I’m so excited to hold a “Back to School” workshop in September for any small business who’d like to know more about how to get started with PR.
It’s being held at the Hungerford Hub and Library and attendees will be able to ask questions on how to make the most of the story-telling opportunities in their business, know which publications to approach and how to speak to a busy journalist.
Just £22 on Thursday, 12th September:
Boo Hewerdine – Hungerford Summer Festival on Wednesday 3rd July
The Croft Hall Hungerford
Pre-show supper option £9
Boo Hewerdine’s forthcoming album, set for release in September, does not contain a single guitar.
The Ivor Novello award-winning singer-songwriter has been collecting unusual instruments ranging from a Dulcitone to an Indian harmonium and a Vibraphone, and combined them with an old piano to create a sound that his record company considers to be the best thing he’s done in years.
Hewerdine is widely considered to be one of the best songwriters in the business and has written songs for kd lang, Mel C, Marti Pellow and perhaps most famously – Eddi Reader from Fairground Attraction.
However, Hewerdine’s gig at the Croft Hall, Hungerford, as part of the Hungerford Summer Festival, will see him perform solo with his guitar.
“I was going to struggle to get the harmonium on the train,” he jokes. “So it’s just me and my guitar on my own which is my favourite type of gig.
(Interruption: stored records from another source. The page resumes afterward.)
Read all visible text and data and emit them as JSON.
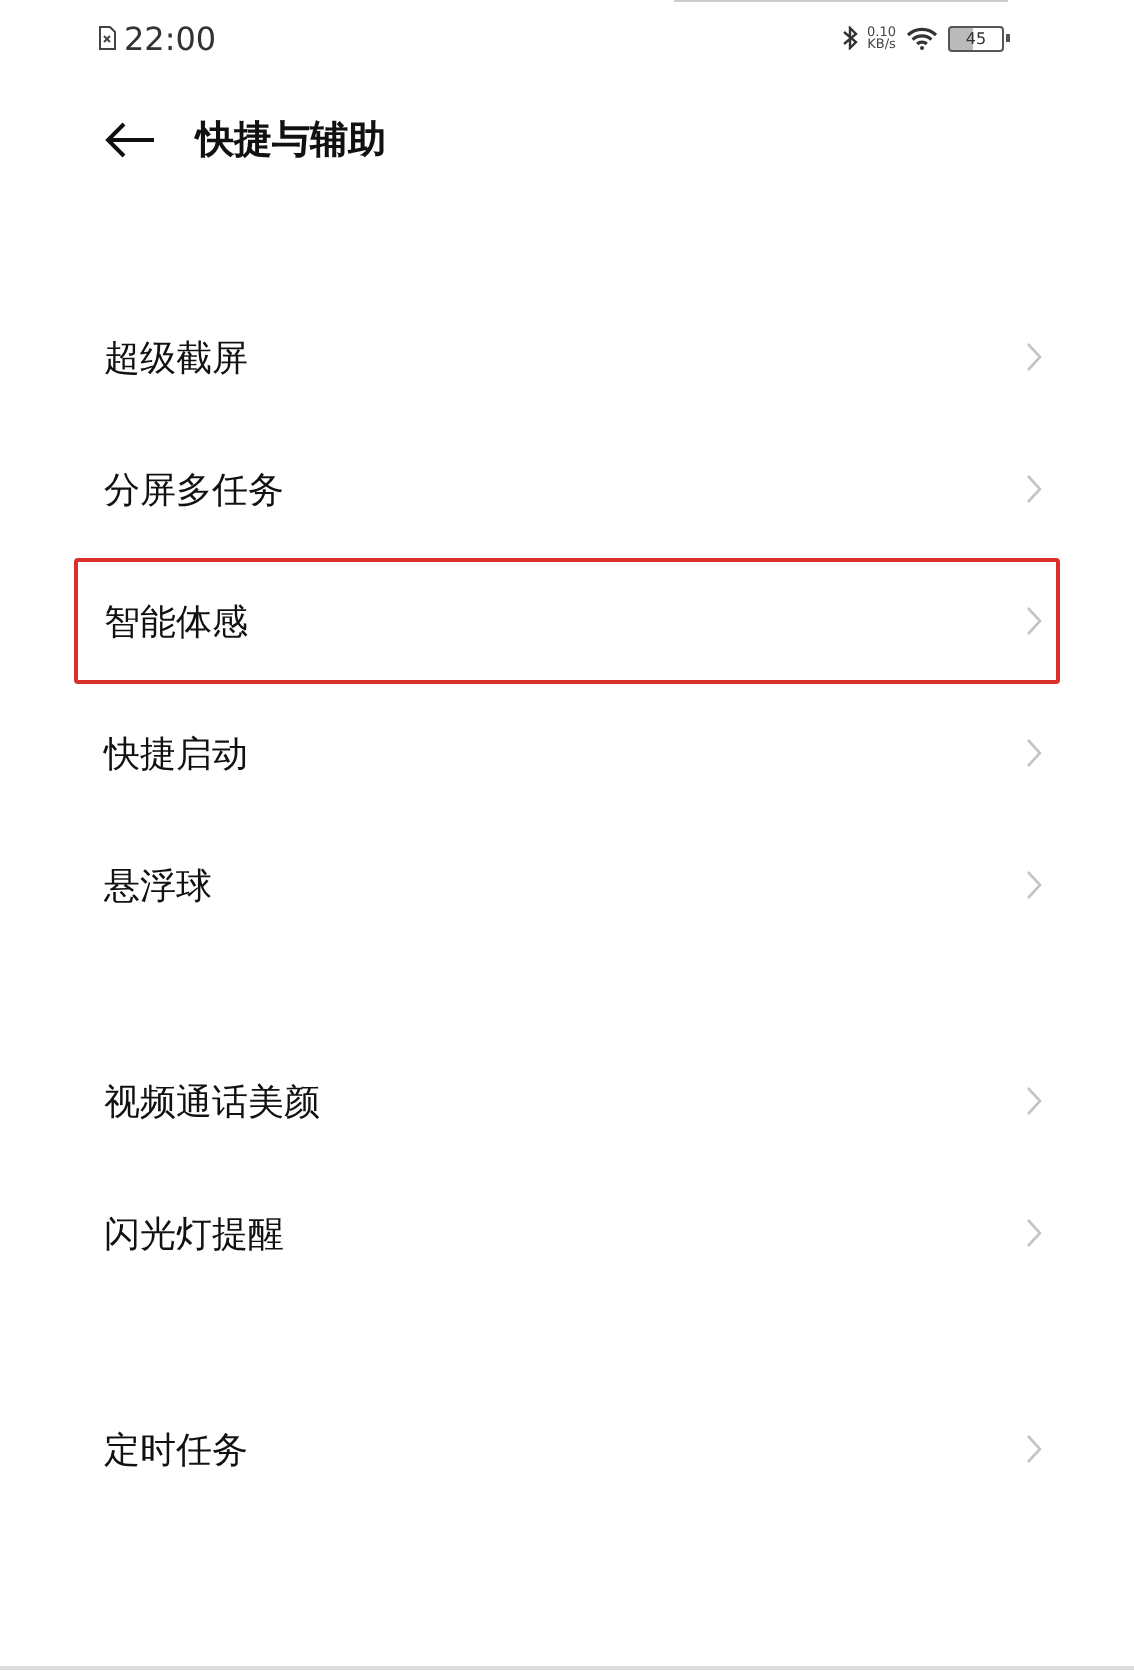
{
  "status_bar": {
    "time": "22:00",
    "net_speed": "0.10",
    "net_unit": "KB/s",
    "battery": "45"
  },
  "header": {
    "title": "快捷与辅助"
  },
  "groups": [
    {
      "items": [
        {
          "label": "超级截屏",
          "highlighted": false
        },
        {
          "label": "分屏多任务",
          "highlighted": false
        },
        {
          "label": "智能体感",
          "highlighted": true
        },
        {
          "label": "快捷启动",
          "highlighted": false
        },
        {
          "label": "悬浮球",
          "highlighted": false
        }
      ]
    },
    {
      "items": [
        {
          "label": "视频通话美颜",
          "highlighted": false
        },
        {
          "label": "闪光灯提醒",
          "highlighted": false
        }
      ]
    },
    {
      "items": [
        {
          "label": "定时任务",
          "highlighted": false
        }
      ]
    }
  ]
}
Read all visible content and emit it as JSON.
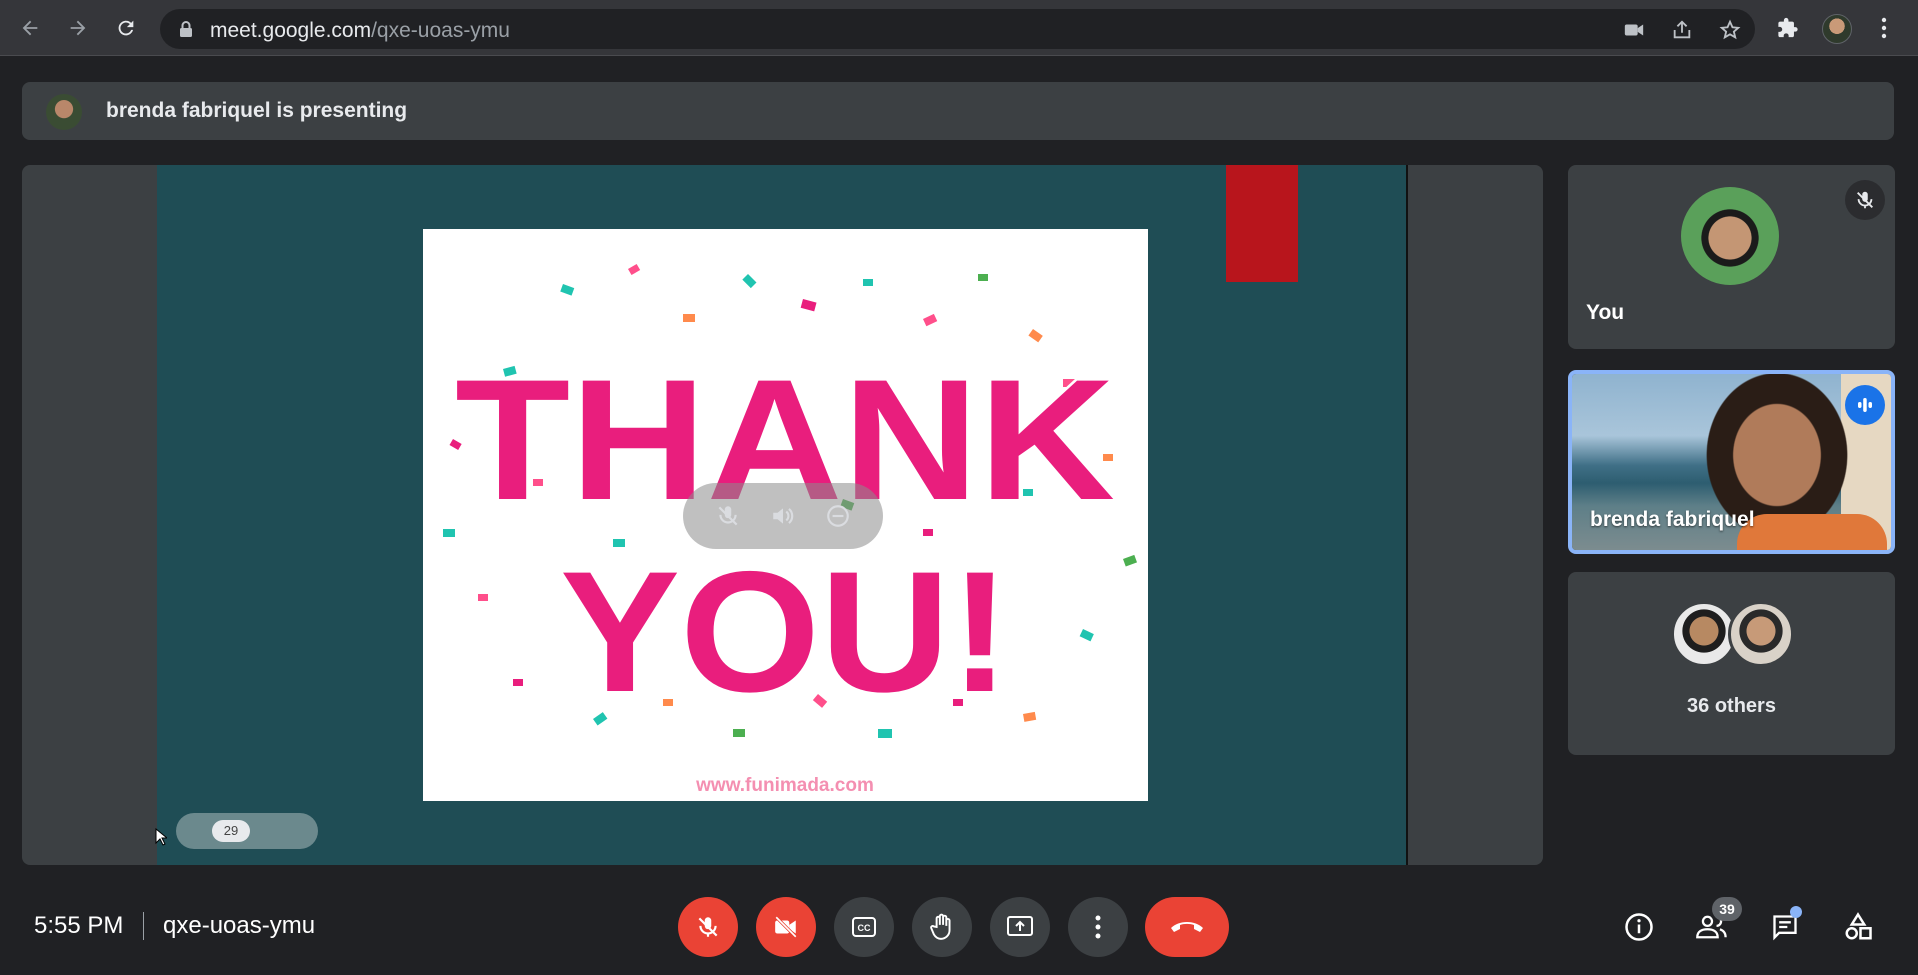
{
  "browser": {
    "url_host": "meet.google.com",
    "url_path": "/qxe-uoas-ymu"
  },
  "banner": {
    "text": "brenda fabriquel is presenting"
  },
  "presentation": {
    "slide_word1": "THANK",
    "slide_word2": "YOU!",
    "watermark": "www.funimada.com",
    "page_number": "29",
    "bg_color": "#1f4d55",
    "text_color": "#e91e7d"
  },
  "participants": {
    "you_label": "You",
    "presenter_label": "brenda fabriquel",
    "others_label": "36 others"
  },
  "bottom": {
    "time": "5:55 PM",
    "meeting_code": "qxe-uoas-ymu",
    "people_count": "39"
  },
  "colors": {
    "hangup": "#ea4335",
    "active_border": "#8ab4f8",
    "speaking": "#1a73e8"
  }
}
The Hungerford audience can expect lots of chat and stories.
“I’ve got a new album out in September so there will be some songs from that and favourites from the past 30 years, but I can’t tell you what I’ll play as I like to react to the space and the people and let that influence what songs I play. Sometimes you look down at the set list and think that the next song isn’t quite right for the atmosphere so it’s good to respond to the room. While it can add a little bit of extra pressure, it feels really good when you pull it off.”
When Hewerdine arrives in Hungerford, it will be part of his fifth consecutive tour of 2019. His busy schedule has seen him in this week alone in Cornwall, Scotland, Yorkshire and London, combining a tour with Darden Smith with teaching the art of song-writing through his unique workshops.
The pair’s album Evidence was released 30 years ago and they’ve marked the occasion with an anniversary tour.
He said: “We didn’t know if anyone would remember this old album from 30 years ago, but we put on a couple of gigs and they kept selling out. It’s been mindblowing.”
Boo Hewerdine plays Hungerford Summer Festival on Wednesday, 3rd July at 8pm.